- Comprehensive academic health science center
- Schools housed include Graduate School of Biomedical Sciences and School of Biomedical Informatics
- Located in Texas
The Filtration Situation
This academic health science center includes several buildings dedicated to the education of nurses, doctors, and dentists, as well as medical research programs and outpatient clinics, housing thousands of employees and students. Areas of study include behavioral and psychiatric sciences, health informatics, dental research, stem cell research, molecular biology research, and nursing. There are also outpatient clinics offering assessments and specialized care for patients with several types of psychiatric disorders.
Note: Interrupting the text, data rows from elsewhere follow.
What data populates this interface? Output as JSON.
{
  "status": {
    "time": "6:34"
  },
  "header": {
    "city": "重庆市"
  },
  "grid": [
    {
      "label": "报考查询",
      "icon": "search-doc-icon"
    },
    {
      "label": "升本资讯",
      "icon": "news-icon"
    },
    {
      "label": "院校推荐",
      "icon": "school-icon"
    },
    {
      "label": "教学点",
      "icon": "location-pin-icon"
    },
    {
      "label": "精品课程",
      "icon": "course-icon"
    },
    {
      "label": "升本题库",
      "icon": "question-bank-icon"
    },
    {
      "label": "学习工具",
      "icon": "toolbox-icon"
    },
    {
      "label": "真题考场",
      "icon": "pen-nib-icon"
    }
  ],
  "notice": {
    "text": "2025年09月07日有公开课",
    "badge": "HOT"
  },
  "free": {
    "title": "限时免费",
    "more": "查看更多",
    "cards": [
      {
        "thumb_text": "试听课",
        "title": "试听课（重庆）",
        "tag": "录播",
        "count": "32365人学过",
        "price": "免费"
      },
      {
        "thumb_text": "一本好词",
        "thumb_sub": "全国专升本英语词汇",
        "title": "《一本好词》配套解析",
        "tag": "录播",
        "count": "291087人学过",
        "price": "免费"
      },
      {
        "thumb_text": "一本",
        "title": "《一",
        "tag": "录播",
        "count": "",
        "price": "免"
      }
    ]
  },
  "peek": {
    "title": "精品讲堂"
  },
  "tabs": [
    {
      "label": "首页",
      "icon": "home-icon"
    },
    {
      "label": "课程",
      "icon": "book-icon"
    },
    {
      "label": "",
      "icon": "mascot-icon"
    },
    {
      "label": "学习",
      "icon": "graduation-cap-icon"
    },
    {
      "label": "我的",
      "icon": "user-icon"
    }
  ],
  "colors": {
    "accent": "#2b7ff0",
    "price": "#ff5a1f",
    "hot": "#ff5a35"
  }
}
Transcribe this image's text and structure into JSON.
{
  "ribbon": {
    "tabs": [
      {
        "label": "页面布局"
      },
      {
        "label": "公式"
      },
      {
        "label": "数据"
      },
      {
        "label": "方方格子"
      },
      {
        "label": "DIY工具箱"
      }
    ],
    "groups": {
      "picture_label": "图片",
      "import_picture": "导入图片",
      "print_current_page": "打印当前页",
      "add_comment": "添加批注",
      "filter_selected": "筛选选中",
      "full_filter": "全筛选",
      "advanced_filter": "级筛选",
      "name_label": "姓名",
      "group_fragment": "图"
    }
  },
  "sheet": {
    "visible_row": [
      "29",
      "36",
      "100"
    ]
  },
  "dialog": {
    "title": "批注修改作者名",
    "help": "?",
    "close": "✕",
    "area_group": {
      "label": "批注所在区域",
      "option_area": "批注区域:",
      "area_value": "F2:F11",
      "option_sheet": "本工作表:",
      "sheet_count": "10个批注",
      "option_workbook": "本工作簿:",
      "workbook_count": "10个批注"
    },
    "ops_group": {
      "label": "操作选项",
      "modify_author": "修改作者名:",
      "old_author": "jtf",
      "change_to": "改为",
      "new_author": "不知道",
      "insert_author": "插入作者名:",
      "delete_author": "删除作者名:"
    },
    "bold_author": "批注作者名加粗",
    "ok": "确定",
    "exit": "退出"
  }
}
Due to the large number of people conducting research, teaching, studying, and receiving medical services at this center, Indoor Air Quality (IAQ) is a top priority. Poor IAQ ranks as one of the top five environmental risks to public health, and the health and comfort of students and teachers are among the many factors that contribute to learning and productivity in the classroom, which in turn affects performance and achievement. The air inside facilities can contain molds, spores, pollens, Volatile Organic Compounds (VOCs), bacteria, and viruses.
Recently the health science center had an HVAC issue, where the filter changeout rate had accelerated for Air Handling Units (AHUs) close to outside air intakes. These filters were getting damp from humidity and rain. Filter changeouts therefore had to take place every 2 – 3 months in areas of the buildings that brought in outside air. Because of this issue, the health science center needed a better air filtration solution for these AHUs.
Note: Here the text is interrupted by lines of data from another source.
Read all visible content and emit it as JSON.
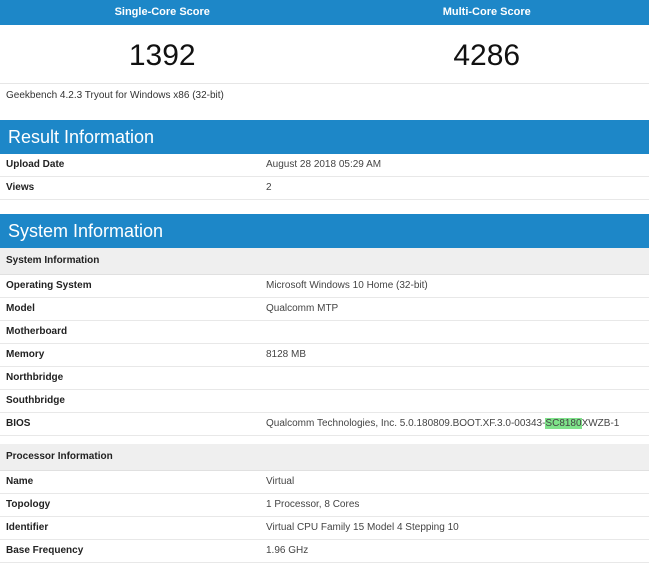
{
  "scores": {
    "single_label": "Single-Core Score",
    "single_value": "1392",
    "multi_label": "Multi-Core Score",
    "multi_value": "4286"
  },
  "version_text": "Geekbench 4.2.3 Tryout for Windows x86 (32-bit)",
  "result": {
    "title": "Result Information",
    "rows": [
      {
        "key": "Upload Date",
        "value": "August 28 2018 05:29 AM"
      },
      {
        "key": "Views",
        "value": "2"
      }
    ]
  },
  "system": {
    "title": "System Information",
    "subhead": "System Information",
    "rows": [
      {
        "key": "Operating System",
        "value": "Microsoft Windows 10 Home (32-bit)"
      },
      {
        "key": "Model",
        "value": "Qualcomm MTP"
      },
      {
        "key": "Motherboard",
        "value": ""
      },
      {
        "key": "Memory",
        "value": "8128 MB"
      },
      {
        "key": "Northbridge",
        "value": ""
      },
      {
        "key": "Southbridge",
        "value": ""
      }
    ],
    "bios": {
      "key": "BIOS",
      "value_pre": "Qualcomm Technologies, Inc. 5.0.180809.BOOT.XF.3.0-00343-",
      "value_highlight": "SC8180",
      "value_post": "XWZB-1"
    }
  },
  "processor": {
    "subhead": "Processor Information",
    "rows": [
      {
        "key": "Name",
        "value": "Virtual"
      },
      {
        "key": "Topology",
        "value": "1 Processor, 8 Cores"
      },
      {
        "key": "Identifier",
        "value": "Virtual CPU Family 15 Model 4 Stepping 10"
      },
      {
        "key": "Base Frequency",
        "value": "1.96 GHz"
      }
    ]
  },
  "colors": {
    "banner": "#1d87c8",
    "highlight": "#7fe28a"
  }
}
The AAF Flanders Solution
The health science center’s AAF Flanders representative performed an air filtration audit in all of the center’s buildings, in order to provide building managers with professional guidance and analysis to reduce spend, decrease risk, and save time. As part of this guidance, the representative also conducted an Indoor Air Quality workshop with all of the building managers. During the audit, the AAF Flanders representative found that filters in the AHUs close to outside air intakes were bending and buckling because of exposure to humidity and rain water. To solve this issue, the AAF Flanders representative suggested that the center try MEGApleat M8 filters in these AHUs, because of their durability and high Dust Holding Capacity (DHC).
The MEGApleat M8 filter is extremely strong and durable under difficult operating conditions, including high-moisture applications, which made it a good choice for the center. The filter’s media pack is bonded to the frame at all points of contact, using moisture-resistant adhesive. This bonding prevents dirty air bypass and promotes even airflow through the media pack. The filter construction process results in a filter which is very stable, with no racking or vibration of the pleats under normal airflow. Pleat stability minimizes the chances of captured particulate shaking loose and re-entering the airstream, thereby ensuring a high IAQ for the center.
The center agreed to try the MEGApleat M8 filters in the AHUs near outside air intakes. These filters have lasted twice as long as the replaced filters, extending the changeout period to 4 – 6 months. This extended changeout period saves the center significant time and money, optimizing filter performance while lowering Total Cost of Ownership (TCO). The MEGApleat M8 filters also keep the center’s final filters cleaner and more energy-efficient. Because of these factors, the center has ordered almost 3,000 MEGApleat M8 filters in the past year.
The AAF Flanders representative also visits with facilities personnel on a regular basis to consult about IAQ and air filtration issues. This attention to effective planning has made the center very happy with AAF Flanders.